The British Library is… big.
No. Let’s rephrase that. It’s not just “big”… it’s… really big. Bigger than your imagination.
Even in a digital age, where terabytes of information are stored on air-conditioned servers, the British Library adds new physical documents at the rate of three million documents a year; necessitating an additional shelf space of 9.6 square kilometers.
Although it might seem ridiculously recent, in terms of Great Britain’s history of empire, that the Library was only actually sanctioned, in 1972 (most British librarians will know, until then, it had been part of the British Museum, before becoming a distinct offshoot); it, and five other libraries in Britain (and Ireland), are entitled to receive free copies of every item published or distributed in Britain.
However, in addition, there’s still all of those earlier mounds of visual material to sift through, accumulated over the decades; and even though the idea of viewing over a million images probably isn’t for the faint-hearted; then the prospect of at least dipping into one of the greatest archives in the world should be of interest to both casual and professional historians and scholars.
The British Library recently made available these million images via flickr; and it’s a deliciously daunting tsunami of disparate images.
It is, literally, the world, as once collected: and even a ten-minute ‘hike’ through this treasure trove will show the limits of your own perceived world.
Some of the reproductions will definitely only be of interest to a niche, specialized, audience (if you’ve never been a fan of 1899 mine drainage valves, then now’s the time to become acquainted with a second edition of industrial brass engineering), but many of the images are a lot more accessible and fascinating—and have been tagged by an army of volunteers who have catalogued them, from books that the library has digitized, since 2013. Thereafter, the images have been posted to flickr by the library’s Mechanical Curator: a ‘bot’ that randomly picks and posts images.
What is perhaps most amazing (if not surprising) is how this walk down memory lane illustrates the changing nature of empire. By its nature, the British Library is a collector of material; not an editorialist; so, there is plenty of material likely to seem anachronistic (at best), or quaint, now that the sun has faded on the British Empire. We can see old colonial images that represented a certainty about one’s place in the world (“Buffalo Bill, The Buckskin King”); tourist images of idyllic Scottish landscapes; scientific drawings of plants from offshoot colonies.
But, contemporary historical perspective aside, what perhaps best typifies this collection is the sheer wonder of life, in all its volume and diversity. From children’s diagrams, to comprehensive mechanical letter collections; from vintage Christmas depictions, through to army maps that delineate the strategies of critical battles: from the illustrations of science-fiction books (“The Angel of the Revolution depicts a (very) pre-CGI airship battle that looks no less thrilling than a James Cameron multiplex-fest) through to ethnographic collections; from cycling, and ships, and boats, and trains and…
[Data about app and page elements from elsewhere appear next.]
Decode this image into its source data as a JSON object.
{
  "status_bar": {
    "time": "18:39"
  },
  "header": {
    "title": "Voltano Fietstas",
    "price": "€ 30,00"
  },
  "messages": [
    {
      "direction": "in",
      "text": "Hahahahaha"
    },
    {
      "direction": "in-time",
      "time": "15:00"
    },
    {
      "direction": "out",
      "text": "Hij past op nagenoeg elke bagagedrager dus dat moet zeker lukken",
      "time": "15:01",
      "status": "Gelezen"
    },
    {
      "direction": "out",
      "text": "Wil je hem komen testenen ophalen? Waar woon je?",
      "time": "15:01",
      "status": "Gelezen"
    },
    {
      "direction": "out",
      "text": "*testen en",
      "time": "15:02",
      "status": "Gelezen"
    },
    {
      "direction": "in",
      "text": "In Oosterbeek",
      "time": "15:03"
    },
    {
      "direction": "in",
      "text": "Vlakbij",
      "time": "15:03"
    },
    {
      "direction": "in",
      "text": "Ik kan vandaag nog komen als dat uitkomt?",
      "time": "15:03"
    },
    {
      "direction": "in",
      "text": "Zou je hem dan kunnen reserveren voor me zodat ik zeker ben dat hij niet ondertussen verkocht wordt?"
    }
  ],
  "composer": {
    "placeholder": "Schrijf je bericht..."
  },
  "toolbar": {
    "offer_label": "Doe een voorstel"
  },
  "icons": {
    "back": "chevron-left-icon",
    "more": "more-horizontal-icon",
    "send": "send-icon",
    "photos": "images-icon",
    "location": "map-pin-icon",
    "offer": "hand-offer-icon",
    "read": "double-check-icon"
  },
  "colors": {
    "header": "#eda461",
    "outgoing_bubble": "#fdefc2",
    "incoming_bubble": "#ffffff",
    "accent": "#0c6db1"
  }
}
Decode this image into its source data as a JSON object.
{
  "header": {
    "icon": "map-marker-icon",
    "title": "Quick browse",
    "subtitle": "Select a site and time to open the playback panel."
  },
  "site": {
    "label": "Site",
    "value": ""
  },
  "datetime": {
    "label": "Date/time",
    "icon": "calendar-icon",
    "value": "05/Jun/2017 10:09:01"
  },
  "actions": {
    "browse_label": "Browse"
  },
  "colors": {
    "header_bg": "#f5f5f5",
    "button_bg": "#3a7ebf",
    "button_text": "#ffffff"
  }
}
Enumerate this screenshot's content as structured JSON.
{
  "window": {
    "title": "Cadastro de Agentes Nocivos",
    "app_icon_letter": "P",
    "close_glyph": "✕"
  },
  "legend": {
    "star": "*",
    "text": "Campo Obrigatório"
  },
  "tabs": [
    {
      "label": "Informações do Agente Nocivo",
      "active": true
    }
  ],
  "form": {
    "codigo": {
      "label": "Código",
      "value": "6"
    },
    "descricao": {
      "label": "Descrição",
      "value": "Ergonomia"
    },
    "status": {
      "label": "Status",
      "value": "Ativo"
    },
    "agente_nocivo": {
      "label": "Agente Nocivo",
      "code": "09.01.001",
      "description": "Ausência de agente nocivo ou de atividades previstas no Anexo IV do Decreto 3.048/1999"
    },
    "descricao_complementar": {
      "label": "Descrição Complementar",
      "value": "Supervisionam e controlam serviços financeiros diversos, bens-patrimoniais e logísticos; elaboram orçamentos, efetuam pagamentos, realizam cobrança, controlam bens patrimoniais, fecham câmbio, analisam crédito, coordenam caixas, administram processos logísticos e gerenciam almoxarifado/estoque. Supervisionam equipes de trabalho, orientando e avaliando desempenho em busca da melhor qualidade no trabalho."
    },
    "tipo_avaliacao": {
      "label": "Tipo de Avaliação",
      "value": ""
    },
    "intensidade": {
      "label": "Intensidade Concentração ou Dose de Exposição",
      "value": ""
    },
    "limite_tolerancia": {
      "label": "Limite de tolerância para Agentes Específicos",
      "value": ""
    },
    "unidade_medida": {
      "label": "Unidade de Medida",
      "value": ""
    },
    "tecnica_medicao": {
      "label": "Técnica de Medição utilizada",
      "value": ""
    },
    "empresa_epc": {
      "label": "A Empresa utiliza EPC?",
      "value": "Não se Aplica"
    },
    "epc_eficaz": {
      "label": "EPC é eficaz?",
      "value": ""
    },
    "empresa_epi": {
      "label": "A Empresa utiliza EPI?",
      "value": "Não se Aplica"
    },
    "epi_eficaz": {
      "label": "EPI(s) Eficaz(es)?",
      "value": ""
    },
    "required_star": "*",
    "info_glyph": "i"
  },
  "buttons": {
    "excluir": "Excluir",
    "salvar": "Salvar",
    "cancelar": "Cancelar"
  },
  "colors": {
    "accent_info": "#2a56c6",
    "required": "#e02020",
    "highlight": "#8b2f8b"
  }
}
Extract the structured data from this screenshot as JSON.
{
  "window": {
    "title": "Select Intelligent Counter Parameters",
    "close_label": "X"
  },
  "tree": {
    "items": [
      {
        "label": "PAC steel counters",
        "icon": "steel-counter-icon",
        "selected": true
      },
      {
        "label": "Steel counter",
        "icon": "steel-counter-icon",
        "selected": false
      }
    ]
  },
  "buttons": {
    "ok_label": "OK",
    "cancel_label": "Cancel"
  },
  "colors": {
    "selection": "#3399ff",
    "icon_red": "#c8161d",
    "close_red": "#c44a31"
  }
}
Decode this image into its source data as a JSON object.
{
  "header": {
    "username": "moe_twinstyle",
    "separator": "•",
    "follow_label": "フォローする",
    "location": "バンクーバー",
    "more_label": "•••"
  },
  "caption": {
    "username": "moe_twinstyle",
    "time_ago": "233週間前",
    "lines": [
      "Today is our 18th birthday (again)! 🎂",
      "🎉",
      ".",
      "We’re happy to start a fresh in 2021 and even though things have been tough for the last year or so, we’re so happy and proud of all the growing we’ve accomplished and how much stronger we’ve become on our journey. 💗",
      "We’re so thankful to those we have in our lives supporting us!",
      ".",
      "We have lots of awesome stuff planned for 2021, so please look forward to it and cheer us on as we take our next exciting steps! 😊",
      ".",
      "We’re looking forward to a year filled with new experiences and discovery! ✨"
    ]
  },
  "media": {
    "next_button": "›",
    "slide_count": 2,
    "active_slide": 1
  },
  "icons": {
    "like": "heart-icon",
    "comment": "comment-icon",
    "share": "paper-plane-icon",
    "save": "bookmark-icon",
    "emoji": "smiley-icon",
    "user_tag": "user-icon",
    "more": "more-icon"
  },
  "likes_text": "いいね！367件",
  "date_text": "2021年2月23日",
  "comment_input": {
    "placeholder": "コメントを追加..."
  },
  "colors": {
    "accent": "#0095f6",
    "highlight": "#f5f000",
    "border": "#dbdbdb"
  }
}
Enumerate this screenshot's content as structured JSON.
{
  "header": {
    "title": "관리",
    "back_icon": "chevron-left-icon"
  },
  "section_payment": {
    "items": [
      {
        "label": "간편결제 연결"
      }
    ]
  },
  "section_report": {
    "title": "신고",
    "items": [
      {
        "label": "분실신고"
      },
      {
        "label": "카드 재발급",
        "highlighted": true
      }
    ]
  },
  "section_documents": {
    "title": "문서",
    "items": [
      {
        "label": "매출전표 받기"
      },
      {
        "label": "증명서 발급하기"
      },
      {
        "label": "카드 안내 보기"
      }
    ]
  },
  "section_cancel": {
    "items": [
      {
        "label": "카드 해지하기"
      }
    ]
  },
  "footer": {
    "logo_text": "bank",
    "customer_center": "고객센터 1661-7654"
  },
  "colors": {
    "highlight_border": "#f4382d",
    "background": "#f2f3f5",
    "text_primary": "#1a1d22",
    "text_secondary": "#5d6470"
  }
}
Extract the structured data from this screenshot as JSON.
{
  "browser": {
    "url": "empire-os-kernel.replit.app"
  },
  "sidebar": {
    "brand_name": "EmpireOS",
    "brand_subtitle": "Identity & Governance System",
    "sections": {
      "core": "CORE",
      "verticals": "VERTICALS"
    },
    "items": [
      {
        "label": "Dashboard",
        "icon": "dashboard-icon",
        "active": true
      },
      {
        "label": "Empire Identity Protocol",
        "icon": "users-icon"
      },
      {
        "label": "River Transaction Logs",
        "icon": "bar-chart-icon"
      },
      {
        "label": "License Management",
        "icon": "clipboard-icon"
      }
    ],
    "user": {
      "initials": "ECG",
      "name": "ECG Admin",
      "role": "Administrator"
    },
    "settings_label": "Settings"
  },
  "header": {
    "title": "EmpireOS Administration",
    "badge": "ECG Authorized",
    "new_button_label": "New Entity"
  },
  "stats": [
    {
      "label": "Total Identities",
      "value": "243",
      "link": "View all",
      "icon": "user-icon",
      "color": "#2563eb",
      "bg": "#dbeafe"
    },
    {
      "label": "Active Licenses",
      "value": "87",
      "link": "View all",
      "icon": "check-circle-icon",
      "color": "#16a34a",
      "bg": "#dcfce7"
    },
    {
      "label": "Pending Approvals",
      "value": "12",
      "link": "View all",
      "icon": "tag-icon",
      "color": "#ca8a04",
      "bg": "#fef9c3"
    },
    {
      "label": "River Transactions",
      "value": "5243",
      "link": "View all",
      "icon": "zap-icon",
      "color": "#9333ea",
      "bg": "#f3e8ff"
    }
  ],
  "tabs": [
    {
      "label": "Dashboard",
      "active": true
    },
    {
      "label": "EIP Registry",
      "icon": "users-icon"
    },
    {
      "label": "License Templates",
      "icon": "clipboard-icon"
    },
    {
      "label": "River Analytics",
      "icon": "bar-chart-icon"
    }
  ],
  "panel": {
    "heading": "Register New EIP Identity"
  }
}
… well. You get the idea, Take a tour. And if you forget any of it, come back in a year. After another 9.6 square kilometers of shelf space has been filled…
Download l Licensing images here: https://forms.bl.uk/imaging/index.aspx?referrer=flickrcommons